= Activity =
Check the listing below for lines that hold "arrow". How many are there? Please give only the number.

(Beginning of Data section)

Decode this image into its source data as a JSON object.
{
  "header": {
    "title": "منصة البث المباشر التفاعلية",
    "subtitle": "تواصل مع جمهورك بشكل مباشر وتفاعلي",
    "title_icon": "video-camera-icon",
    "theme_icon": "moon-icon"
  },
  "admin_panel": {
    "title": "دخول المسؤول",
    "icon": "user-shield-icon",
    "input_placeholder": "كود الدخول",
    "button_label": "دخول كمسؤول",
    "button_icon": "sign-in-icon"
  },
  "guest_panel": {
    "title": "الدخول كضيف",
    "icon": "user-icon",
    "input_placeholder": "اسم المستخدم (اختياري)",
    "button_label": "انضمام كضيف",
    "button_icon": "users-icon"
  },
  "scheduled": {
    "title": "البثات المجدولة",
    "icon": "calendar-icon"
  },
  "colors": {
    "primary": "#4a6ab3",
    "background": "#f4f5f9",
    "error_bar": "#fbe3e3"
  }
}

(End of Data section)
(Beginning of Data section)

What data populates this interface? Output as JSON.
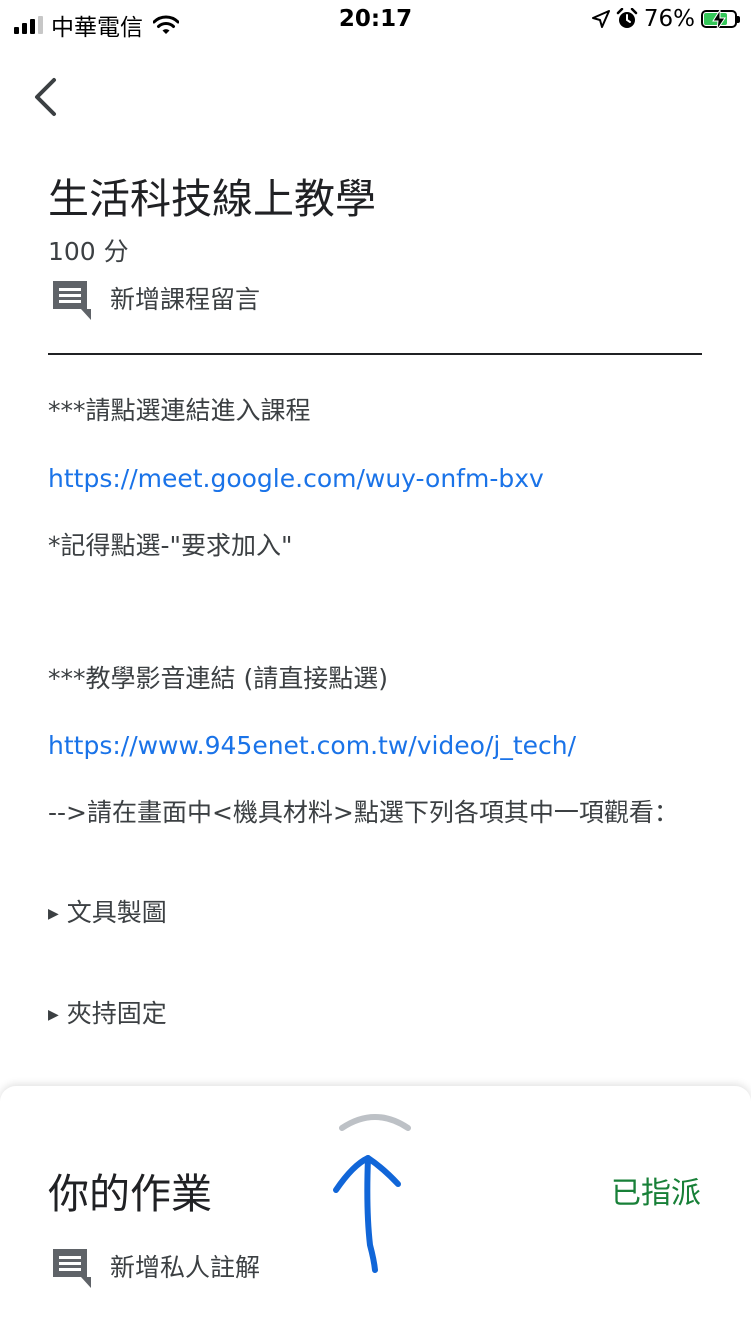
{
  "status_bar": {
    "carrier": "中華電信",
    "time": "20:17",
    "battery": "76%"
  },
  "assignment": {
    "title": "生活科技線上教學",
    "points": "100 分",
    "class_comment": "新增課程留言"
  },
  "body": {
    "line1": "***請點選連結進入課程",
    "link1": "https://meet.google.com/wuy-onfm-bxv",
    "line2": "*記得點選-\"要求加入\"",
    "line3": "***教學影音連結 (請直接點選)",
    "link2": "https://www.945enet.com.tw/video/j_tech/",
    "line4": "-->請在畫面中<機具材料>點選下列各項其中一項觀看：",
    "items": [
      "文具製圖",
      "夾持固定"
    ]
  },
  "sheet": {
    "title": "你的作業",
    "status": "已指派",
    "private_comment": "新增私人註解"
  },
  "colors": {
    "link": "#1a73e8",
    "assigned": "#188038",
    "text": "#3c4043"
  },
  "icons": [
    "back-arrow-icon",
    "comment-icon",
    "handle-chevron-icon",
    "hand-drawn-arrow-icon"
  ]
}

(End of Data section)
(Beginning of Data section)

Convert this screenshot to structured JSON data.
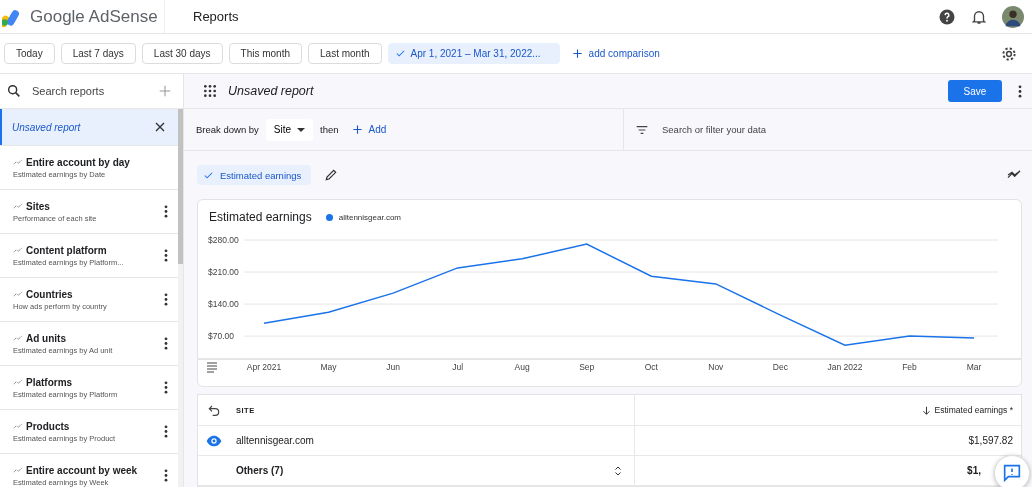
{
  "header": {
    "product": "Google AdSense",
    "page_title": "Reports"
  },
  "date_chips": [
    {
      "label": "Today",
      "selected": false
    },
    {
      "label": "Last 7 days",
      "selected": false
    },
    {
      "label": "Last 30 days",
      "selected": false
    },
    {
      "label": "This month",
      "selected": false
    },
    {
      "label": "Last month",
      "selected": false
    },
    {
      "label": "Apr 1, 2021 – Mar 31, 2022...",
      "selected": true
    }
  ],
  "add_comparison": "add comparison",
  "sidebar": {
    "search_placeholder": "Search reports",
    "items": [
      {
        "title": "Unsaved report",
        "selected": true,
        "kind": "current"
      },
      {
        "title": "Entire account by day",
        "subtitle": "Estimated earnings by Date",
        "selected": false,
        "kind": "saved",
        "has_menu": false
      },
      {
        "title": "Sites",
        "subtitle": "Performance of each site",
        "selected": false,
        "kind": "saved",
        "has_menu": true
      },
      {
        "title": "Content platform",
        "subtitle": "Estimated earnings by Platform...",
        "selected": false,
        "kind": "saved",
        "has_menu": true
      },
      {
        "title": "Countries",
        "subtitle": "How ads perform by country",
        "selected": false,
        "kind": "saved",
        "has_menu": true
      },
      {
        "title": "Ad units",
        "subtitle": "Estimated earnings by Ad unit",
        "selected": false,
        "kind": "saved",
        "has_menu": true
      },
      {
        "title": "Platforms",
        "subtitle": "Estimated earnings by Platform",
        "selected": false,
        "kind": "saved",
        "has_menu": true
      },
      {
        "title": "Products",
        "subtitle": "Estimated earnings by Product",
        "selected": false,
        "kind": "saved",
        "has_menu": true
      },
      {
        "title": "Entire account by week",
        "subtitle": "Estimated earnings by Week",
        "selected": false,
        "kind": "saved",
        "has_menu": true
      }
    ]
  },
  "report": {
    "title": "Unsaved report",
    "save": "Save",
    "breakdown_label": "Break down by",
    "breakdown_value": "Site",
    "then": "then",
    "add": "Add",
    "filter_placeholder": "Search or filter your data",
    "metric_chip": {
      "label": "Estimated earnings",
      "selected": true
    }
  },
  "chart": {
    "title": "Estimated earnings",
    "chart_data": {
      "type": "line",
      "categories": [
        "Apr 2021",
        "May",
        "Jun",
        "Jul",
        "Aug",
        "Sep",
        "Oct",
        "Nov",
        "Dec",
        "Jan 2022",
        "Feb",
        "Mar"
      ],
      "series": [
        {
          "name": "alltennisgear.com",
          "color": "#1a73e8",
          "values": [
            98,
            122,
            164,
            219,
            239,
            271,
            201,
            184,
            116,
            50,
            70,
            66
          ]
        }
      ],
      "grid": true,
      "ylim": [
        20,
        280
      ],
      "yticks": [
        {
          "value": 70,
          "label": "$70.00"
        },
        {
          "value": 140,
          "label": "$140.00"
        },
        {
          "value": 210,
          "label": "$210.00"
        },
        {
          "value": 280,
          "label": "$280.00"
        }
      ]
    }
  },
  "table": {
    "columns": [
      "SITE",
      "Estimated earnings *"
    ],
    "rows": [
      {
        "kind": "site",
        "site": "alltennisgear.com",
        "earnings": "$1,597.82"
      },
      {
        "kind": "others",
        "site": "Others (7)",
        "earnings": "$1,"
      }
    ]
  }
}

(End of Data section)

= Solution for this problem =
2